I raise this issue only because it is a possibility. The fact that no one can (or wants to) provide the actual sales figures of how much 2009 (or over the next six months, how much 2010) is actually being sold through to consumers is astonishing. If most of the stocks of these two vintages are held by importers, négociants, wholesalers, or on paper by investment firms, then it is obvious the consumers have not purchased 2009 and eventually 2010. In any event, I think this scenario has to be raised, given the overheated marketplace and the sometimes absurd rhetoric about how popular these wines are at prices of $1000 or more a bottle.
About the Tastings
All of the wines were tasted between March 19 and March 31, 2011, in both centralized and châteaux visits. With the exception of the first-growths and a handful of the super-seconds, most of these wines were tasted at least twice, some of them 3-5 separate times during the nearly two weeks I spent in Bordeaux. While one cannot control the weather in Bordeaux, I have generally had very good weather during the 32 years I have been visiting this region.

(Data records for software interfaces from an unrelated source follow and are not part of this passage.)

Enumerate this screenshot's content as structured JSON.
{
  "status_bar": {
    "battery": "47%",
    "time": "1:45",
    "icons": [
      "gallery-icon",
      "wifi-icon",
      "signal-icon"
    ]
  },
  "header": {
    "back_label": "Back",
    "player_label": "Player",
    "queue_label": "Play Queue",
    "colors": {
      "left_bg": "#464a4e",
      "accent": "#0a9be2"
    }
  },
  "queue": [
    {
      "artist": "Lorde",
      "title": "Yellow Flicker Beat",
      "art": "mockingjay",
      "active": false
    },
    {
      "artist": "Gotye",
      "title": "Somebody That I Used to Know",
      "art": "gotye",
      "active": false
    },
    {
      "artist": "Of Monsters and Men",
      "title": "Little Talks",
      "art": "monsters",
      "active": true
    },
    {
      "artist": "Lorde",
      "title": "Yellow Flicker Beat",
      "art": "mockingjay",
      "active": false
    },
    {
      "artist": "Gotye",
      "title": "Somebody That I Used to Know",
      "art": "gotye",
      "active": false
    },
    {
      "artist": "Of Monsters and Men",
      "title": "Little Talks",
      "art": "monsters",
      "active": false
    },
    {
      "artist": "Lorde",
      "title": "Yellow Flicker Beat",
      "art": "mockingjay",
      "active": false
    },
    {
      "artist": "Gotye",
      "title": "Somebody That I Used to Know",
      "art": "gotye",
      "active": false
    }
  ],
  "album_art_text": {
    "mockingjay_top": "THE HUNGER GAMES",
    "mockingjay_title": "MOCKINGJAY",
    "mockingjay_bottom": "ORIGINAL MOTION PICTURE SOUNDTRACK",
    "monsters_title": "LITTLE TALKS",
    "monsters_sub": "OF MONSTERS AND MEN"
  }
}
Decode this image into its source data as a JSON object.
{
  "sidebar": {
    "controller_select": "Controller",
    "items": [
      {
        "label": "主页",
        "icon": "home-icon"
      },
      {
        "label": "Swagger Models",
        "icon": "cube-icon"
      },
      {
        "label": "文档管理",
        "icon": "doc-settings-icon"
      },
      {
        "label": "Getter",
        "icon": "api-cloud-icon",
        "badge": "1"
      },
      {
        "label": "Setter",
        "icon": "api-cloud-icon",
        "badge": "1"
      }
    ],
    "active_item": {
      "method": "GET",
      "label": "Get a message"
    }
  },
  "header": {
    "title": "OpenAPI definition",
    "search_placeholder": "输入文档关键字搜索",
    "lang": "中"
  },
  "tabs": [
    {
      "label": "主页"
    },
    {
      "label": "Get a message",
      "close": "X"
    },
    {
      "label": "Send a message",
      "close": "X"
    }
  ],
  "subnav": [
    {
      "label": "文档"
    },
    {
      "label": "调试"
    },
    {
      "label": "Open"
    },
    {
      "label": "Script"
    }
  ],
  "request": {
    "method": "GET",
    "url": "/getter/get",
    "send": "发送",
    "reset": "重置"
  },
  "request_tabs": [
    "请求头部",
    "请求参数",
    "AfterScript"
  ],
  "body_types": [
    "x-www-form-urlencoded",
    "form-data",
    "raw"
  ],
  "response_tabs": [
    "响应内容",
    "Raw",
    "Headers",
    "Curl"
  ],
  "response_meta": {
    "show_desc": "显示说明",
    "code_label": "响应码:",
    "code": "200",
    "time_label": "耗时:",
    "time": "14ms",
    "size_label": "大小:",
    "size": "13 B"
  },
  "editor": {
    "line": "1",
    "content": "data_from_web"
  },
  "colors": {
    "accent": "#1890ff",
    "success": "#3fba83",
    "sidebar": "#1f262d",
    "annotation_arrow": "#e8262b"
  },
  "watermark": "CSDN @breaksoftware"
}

I had perfect weather for tasting on this trip, meaning high pressure, no humidity and lots of sunshine. Not a drop of rain fell on 12 of the 13 days I was in Bordeaux. The weather can have an effect when tasting barrel samples, especially if a low depression descends on Bordeaux, and the weather is cold and rainy. None of these conditions developed during my visit. The wines, particularly the 2010 barrel samples, performed remarkably well with the exception of a handful that had just finished or were still undergoing malolactic fermentation. If that was the case, that was noted in the tasting notes.